In order to facilitate the users to build correct task model specifications, the CTTE offers the possibility to perform some automatic checks on the specification itself, regarding all the possible errors which might make the specification incomplete or ambiguous (i.e.: a task with only one child, lack of temporal operators between two children, a connection task which does not appear in the cooperative task model, ...). To enable such functionality select Tools | Check Model Structure. A window appears with the list of errors (if any) together with the possibility of having quick access to the task referred by a specific error (by double-click on the error itself)

2.9 - Obtain a CTT Task Model starting from an Informal Description of the System

Sometimes users might have available an informal description of a system, or some sample scenarios describing tipical behaviour of the system itself. The CTT Environment offers the useful capability of supporting users while they extract relevant information from such scenarios in order to build a more formal specification (Tools | Informal to Formal Description).

2.10 - Simulate the Behaviour of a Task Model

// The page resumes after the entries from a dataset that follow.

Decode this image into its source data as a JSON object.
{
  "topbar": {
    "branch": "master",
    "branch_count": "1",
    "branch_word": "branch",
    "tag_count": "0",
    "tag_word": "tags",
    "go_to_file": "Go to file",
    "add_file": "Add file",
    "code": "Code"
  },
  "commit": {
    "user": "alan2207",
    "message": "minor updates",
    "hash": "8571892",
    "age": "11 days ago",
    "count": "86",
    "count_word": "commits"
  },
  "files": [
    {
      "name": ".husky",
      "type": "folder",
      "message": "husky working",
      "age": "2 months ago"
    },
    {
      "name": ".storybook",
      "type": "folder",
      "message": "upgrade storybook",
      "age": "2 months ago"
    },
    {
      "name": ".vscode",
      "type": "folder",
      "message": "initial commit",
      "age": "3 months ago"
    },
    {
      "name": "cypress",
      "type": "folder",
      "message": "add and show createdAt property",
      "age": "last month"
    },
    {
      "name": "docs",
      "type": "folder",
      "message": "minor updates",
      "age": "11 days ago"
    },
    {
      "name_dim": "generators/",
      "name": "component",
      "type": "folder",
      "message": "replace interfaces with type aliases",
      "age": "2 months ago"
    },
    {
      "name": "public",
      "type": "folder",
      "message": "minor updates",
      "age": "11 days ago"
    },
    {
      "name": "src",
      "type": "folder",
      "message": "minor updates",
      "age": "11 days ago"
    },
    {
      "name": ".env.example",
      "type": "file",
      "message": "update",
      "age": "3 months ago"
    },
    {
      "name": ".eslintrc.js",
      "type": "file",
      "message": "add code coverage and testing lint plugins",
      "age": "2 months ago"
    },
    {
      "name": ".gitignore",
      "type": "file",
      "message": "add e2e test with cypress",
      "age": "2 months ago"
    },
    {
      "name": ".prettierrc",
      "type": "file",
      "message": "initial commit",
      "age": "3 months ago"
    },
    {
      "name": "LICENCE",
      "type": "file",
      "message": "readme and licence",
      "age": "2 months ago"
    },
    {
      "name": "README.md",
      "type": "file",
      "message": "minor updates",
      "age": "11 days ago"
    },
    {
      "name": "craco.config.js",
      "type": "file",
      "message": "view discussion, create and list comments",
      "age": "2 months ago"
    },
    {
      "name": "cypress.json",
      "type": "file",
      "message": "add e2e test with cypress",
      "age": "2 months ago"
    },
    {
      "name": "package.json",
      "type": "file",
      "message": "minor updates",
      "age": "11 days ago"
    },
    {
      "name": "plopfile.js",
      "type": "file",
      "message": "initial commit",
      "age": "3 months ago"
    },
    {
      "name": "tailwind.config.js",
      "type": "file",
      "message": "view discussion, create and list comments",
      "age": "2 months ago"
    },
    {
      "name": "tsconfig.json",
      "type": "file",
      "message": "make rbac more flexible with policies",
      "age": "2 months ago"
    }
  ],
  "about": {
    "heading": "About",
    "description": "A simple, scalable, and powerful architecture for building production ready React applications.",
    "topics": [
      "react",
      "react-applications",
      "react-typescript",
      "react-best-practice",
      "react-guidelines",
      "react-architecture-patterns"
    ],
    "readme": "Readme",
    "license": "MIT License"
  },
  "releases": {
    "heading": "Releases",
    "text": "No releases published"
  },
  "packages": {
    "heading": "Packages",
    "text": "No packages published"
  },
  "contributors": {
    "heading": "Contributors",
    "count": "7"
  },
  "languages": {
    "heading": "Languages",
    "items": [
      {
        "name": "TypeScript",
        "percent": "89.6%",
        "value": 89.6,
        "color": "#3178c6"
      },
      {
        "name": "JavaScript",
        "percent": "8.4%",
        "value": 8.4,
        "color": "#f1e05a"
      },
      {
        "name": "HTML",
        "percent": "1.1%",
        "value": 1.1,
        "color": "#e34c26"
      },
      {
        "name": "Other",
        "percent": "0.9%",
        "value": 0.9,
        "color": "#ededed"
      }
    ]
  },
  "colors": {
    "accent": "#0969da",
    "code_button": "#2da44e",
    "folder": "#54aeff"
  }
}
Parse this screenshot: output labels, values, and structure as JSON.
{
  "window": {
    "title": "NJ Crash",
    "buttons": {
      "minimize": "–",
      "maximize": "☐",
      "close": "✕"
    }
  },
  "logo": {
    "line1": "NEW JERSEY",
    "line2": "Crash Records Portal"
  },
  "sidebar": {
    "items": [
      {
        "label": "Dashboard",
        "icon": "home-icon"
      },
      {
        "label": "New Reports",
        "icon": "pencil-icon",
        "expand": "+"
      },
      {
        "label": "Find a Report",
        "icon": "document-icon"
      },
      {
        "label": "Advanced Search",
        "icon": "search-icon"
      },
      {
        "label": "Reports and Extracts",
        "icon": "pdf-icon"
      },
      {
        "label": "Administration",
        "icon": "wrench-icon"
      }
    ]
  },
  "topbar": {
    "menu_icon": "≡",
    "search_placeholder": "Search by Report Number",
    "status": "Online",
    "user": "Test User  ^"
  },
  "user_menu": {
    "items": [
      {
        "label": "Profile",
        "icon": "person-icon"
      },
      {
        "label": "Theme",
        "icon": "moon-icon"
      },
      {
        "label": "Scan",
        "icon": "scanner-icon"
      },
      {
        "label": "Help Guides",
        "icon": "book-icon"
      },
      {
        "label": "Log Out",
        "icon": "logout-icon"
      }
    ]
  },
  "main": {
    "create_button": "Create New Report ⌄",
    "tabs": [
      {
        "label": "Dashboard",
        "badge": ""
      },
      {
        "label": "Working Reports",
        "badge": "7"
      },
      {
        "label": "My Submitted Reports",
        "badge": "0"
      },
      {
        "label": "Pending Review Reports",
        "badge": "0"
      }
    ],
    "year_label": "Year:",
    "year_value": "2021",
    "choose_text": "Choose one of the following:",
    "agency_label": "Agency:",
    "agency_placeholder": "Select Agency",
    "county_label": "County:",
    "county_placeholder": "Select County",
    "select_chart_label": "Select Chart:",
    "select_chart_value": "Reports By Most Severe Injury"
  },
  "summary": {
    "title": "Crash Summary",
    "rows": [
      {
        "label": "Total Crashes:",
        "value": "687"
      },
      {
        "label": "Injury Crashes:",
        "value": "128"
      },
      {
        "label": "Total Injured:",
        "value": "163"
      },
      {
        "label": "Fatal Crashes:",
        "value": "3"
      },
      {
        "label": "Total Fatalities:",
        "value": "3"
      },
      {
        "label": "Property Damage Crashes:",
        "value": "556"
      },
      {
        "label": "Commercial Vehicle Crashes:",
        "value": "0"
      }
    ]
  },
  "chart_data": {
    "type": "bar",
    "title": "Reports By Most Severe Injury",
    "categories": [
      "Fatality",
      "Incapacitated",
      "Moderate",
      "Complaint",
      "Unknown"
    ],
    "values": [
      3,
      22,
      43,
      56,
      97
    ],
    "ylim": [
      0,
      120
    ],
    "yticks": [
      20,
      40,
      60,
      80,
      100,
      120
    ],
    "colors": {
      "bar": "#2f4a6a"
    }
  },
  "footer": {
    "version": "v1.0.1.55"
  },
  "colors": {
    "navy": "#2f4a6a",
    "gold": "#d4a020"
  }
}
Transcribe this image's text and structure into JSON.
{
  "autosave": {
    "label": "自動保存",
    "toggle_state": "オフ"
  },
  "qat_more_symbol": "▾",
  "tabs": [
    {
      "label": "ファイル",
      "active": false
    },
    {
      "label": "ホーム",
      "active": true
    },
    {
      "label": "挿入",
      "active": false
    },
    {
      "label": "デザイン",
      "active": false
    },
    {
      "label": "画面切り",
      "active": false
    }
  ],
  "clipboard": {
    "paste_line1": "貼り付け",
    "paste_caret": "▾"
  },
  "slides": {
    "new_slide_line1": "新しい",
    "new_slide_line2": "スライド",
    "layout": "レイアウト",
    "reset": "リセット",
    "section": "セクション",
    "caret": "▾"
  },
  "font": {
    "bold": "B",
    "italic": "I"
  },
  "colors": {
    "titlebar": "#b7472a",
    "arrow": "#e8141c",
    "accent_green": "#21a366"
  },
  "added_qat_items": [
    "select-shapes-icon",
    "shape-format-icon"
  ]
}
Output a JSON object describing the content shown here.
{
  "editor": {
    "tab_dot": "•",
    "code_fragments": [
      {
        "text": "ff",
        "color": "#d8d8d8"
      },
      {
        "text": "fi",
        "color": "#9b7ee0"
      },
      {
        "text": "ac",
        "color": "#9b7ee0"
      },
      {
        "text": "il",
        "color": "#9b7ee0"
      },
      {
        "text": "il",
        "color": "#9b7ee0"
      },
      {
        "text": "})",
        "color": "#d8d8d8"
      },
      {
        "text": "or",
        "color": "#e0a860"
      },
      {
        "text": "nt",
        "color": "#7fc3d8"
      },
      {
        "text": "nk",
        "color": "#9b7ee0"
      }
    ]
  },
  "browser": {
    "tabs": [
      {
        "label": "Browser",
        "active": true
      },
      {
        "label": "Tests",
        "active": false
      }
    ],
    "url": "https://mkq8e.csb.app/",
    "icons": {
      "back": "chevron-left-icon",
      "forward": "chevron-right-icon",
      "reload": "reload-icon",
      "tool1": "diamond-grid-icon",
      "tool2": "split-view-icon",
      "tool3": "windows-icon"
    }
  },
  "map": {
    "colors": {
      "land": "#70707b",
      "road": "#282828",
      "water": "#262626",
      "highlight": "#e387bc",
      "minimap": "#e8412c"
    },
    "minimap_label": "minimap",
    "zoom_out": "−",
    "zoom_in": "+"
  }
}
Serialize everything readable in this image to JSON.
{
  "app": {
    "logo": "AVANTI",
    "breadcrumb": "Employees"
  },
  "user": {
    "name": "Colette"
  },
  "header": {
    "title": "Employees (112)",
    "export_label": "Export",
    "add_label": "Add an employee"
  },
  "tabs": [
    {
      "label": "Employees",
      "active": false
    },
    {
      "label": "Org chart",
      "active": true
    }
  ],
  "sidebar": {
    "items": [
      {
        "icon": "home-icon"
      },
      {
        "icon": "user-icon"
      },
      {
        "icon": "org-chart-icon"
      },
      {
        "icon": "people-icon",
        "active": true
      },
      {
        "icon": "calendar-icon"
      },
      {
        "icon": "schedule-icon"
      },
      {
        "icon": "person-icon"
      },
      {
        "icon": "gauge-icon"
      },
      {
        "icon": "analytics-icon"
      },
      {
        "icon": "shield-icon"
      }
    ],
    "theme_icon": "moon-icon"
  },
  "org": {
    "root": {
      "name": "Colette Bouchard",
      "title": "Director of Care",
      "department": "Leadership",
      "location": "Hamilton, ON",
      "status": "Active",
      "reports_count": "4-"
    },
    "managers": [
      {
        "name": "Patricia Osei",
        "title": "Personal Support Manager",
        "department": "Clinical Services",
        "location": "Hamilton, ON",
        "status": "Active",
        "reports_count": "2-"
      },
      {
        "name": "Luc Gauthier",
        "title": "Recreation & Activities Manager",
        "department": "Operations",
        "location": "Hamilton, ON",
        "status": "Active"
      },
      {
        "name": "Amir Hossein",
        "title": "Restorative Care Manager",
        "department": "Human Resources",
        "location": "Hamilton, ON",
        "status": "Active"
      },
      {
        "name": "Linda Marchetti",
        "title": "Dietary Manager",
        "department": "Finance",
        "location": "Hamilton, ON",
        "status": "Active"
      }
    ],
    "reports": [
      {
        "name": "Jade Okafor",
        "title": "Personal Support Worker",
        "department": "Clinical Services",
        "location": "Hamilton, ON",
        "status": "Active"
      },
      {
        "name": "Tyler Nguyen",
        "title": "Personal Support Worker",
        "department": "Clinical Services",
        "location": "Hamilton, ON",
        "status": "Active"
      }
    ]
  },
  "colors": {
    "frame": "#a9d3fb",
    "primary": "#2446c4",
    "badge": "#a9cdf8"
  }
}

Especially with large specifications it is very useful to have the possibility to generate and follow some specific execution sequences/paths that are admittable with the current task model specification. Once you have specified the behaviour of a specific system, the tool allows you to intercatively "simulate" some behaviour by means of the Task Model Simulator (which can be activated by selecting Tools | Start Task Model Simulator). The Task Model Simulator enables, from time to time, and depending on the previously selected tasks, only the tasks that can be executed according to the model specification.